■ **Work order**
Lines with "content": pull these out of the listing below.

════════

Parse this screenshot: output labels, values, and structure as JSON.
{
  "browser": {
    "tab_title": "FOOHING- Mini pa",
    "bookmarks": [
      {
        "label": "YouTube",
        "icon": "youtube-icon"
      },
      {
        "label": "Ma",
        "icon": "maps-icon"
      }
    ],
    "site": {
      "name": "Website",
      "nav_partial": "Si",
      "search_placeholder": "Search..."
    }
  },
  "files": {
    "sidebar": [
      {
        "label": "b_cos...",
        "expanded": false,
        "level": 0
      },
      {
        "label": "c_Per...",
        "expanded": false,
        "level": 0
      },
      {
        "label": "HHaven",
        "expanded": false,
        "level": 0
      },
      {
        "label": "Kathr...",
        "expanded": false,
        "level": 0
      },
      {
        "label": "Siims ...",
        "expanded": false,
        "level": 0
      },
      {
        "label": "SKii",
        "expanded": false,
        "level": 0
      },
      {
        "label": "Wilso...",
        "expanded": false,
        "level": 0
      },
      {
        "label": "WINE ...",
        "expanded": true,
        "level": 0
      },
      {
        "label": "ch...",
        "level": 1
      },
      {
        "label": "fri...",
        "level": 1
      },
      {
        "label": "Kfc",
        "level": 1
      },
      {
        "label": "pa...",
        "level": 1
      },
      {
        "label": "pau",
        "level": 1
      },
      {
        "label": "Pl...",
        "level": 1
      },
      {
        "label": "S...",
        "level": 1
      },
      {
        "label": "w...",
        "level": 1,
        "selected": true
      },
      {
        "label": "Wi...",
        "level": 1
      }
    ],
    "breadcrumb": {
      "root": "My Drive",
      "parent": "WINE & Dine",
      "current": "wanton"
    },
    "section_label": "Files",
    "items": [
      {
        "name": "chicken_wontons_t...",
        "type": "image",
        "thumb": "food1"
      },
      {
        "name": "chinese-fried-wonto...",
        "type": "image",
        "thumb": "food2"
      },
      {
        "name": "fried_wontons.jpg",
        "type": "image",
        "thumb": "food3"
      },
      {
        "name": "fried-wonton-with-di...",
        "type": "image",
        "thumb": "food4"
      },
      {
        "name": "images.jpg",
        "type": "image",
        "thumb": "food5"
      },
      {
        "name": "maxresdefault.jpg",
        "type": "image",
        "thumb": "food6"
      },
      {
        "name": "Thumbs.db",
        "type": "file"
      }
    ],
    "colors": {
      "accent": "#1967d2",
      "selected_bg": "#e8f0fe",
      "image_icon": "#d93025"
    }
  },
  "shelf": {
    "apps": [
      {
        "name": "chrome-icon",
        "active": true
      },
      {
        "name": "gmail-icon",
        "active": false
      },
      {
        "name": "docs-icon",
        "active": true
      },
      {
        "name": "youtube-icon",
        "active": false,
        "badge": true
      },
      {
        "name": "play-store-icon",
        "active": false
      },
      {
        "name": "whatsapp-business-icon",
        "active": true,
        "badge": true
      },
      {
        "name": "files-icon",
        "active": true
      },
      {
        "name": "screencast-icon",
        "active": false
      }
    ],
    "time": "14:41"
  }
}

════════

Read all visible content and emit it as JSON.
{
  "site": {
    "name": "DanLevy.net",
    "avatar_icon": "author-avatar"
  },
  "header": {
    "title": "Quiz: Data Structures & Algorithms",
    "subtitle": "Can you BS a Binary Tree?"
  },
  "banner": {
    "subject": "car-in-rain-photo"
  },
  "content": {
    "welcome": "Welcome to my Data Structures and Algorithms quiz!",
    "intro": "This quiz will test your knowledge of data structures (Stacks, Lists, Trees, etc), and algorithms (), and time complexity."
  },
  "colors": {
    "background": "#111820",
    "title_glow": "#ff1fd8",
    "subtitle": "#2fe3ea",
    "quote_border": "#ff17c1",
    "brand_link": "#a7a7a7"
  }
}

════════

■ **Solution for this problem**
Read all visible content and emit it as JSON.
  "content": {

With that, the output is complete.